This quintet of questions would seem to be applicable to each 
sail we take. Answering them to the best of your ability will add to 
your proficiency as a sailor and enjoyment of sailing.


Short Tack # 3:

Born To The Wind documents the human drama of sixteen sailors as they 
set sail from Charleston, South Carolina. An unprecedented visual 
history of the 1998-1999 Around Alone sailing adventure. More people 
have traveled into space than have sailed around the world alone.

Watch BORN TO THE WIND, Sunday June 25th at 9:00pm EDT on WGVU-TV 

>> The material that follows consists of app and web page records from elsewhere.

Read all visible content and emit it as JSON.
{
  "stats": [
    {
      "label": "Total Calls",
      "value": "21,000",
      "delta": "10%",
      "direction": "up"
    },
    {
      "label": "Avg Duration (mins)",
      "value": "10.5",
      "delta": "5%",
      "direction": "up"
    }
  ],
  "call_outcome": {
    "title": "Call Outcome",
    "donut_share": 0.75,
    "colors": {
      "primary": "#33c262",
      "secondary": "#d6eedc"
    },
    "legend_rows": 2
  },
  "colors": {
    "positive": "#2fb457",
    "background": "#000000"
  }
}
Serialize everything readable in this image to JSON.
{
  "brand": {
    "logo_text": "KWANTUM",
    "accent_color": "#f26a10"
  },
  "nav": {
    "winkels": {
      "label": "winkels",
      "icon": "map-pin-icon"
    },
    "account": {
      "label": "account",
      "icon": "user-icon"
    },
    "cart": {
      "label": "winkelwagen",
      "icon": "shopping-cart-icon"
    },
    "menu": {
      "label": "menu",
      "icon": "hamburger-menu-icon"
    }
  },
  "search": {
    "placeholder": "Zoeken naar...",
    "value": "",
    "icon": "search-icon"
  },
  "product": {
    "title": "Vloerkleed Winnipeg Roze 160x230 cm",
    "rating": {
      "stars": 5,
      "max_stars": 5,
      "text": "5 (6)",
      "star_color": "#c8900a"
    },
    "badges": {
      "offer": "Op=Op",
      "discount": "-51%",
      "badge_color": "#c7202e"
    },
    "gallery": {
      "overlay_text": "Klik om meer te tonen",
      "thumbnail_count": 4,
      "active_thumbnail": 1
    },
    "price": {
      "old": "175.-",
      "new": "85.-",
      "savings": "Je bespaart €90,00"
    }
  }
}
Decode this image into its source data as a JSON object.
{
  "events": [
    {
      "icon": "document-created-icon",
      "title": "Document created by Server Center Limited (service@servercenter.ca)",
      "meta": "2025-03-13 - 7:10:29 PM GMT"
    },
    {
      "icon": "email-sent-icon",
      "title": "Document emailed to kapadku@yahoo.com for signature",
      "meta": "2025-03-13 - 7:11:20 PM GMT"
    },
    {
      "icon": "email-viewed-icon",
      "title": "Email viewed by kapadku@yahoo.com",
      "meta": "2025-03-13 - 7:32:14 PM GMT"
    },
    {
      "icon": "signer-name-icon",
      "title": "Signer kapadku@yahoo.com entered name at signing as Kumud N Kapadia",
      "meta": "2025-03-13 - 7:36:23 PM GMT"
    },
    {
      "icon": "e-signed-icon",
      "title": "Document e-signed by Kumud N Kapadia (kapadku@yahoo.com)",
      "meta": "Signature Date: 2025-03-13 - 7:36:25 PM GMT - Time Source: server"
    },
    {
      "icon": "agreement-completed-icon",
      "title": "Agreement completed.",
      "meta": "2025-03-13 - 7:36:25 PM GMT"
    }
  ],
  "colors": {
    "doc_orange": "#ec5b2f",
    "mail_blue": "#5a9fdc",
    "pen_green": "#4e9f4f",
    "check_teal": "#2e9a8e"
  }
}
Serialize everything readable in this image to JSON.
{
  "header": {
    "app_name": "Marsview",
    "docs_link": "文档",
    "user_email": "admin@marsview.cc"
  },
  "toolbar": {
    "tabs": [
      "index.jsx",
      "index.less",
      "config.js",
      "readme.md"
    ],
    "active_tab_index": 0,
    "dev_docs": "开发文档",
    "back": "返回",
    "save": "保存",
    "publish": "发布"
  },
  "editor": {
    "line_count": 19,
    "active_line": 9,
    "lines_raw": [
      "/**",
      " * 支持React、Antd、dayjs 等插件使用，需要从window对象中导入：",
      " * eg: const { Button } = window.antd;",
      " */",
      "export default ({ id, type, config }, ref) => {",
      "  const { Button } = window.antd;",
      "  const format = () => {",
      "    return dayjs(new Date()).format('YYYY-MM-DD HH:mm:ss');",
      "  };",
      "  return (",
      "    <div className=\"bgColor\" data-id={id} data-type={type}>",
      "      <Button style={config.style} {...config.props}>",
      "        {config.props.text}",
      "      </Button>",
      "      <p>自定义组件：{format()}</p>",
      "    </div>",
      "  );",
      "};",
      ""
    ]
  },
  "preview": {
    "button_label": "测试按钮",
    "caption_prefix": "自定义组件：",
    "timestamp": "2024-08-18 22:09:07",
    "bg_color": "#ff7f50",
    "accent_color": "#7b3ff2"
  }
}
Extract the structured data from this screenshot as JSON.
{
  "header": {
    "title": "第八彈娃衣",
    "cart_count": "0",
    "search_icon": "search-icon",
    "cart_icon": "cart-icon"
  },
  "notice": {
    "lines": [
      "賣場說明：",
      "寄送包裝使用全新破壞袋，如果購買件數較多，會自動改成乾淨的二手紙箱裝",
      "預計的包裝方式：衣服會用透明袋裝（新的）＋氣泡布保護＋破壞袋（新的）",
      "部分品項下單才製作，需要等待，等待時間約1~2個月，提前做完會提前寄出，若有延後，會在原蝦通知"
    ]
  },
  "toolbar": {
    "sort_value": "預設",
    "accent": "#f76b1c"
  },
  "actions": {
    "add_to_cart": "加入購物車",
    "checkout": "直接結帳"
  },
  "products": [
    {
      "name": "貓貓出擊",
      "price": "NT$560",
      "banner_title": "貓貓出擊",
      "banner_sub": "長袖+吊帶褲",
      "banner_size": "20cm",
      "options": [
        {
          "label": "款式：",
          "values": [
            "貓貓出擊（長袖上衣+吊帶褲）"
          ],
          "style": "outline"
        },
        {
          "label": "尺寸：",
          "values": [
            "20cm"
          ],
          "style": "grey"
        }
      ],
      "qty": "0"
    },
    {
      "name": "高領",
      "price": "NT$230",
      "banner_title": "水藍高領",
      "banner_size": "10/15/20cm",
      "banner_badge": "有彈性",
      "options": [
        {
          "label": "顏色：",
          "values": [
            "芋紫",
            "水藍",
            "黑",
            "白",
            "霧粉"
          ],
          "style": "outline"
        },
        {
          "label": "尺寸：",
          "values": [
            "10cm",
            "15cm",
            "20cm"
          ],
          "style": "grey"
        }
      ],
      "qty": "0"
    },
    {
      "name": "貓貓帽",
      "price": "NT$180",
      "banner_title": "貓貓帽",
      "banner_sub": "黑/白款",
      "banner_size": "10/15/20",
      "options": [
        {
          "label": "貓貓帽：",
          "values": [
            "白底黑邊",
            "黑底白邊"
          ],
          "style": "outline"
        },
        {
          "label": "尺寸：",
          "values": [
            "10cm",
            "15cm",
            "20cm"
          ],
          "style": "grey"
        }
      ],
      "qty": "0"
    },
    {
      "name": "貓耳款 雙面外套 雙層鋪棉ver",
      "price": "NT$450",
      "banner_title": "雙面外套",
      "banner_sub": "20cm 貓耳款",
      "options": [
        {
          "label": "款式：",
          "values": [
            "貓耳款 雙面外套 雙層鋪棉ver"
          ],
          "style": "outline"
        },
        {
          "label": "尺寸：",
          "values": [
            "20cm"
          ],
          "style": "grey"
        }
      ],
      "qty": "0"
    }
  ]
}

Featured Brokerage: Hunter 23.5
Many times in Around the World of Sailing the articles are 
about grand prix globetrotting sail boats. This weeks featured
selection from the Torresen Marine Sales department is not grand prix,
nor globe trotting.
'Whistle Blower' is a great entry-level boat. For the family 
looking to gain an entry into the peaceful pastime of sailing, this 23 
footer is a great choice.
Included are outboard, trailer and autopilot. This gear makes 
sailing easy, and allows you to take 'Whistle Blower' on the road.
To see pictures of 'Whistle Blower' visit:


Europe 1 Transat: Analysis and Statistics
For the Class 1 Grand Prix boats the Europe 1 Transat is 
complete. Winning the multi hull class in record time was Francis 
Joyon. This week Ellen Macarthur sailed Kingfisher across the line 
in Newport to win the multi hull class.
Courtesy of the Europe 1 Media Center we present some 
statistics and figures of both the Class I multi hulls and mono hulls.
Class I Multi Hulls
Days in the Lead: Eure and Loir 5, Foncia 3, Groupama 1
Longest distance in 24 hours: Foncia 2 times (max 269)
Eure and Loir 3 times (best of race 341 miles 7 June) Groupama
3 times (max 332 miles) Biscuits La Trinitaine 2 times (max 325
Farthest North Position: Foncia 49 44' North latitude 5 June.
Farthest South Position: Foncia 41 02' North Latitude 14 June
Class I Mono Hulls 
Days Led: PRB 3, Kingfisher 10, Sill 1
Longest Distance in 24 hours: Sill 2 times (fleet best of 265 miles)
Team Group 4 1 time (149 miles) Kingfisher 4 times (207 miles)
PRB 1 time (255 miles) Whirlpool 4 times (262 miles) Solidres 1 time
(212 miles)
Farthest North Position: Whirlpool 50 30' North Latitude 7 June
Farthest South Position: Kingfisher 40 39' North Latitude 15 June
In all a variety of boats in both fleet were shown to excel.
For the monohulls this means that November's Vendee Globe single-handed
around the world race does not have a single favorite. However, it 
does have a number of possible winners.


Finish Line:
From the America's Cup Deed of Gift: "This Cup is donated upon 
the conditions that it shall be preserved as a perpetual Challenge Cup 
for friendly competition between foreign countries." 
From the press release announcing Seattle Yacht Club's 'One 
World America's Cup Challenge': "The team will be comprised with 
sailors from around the world including American sailors."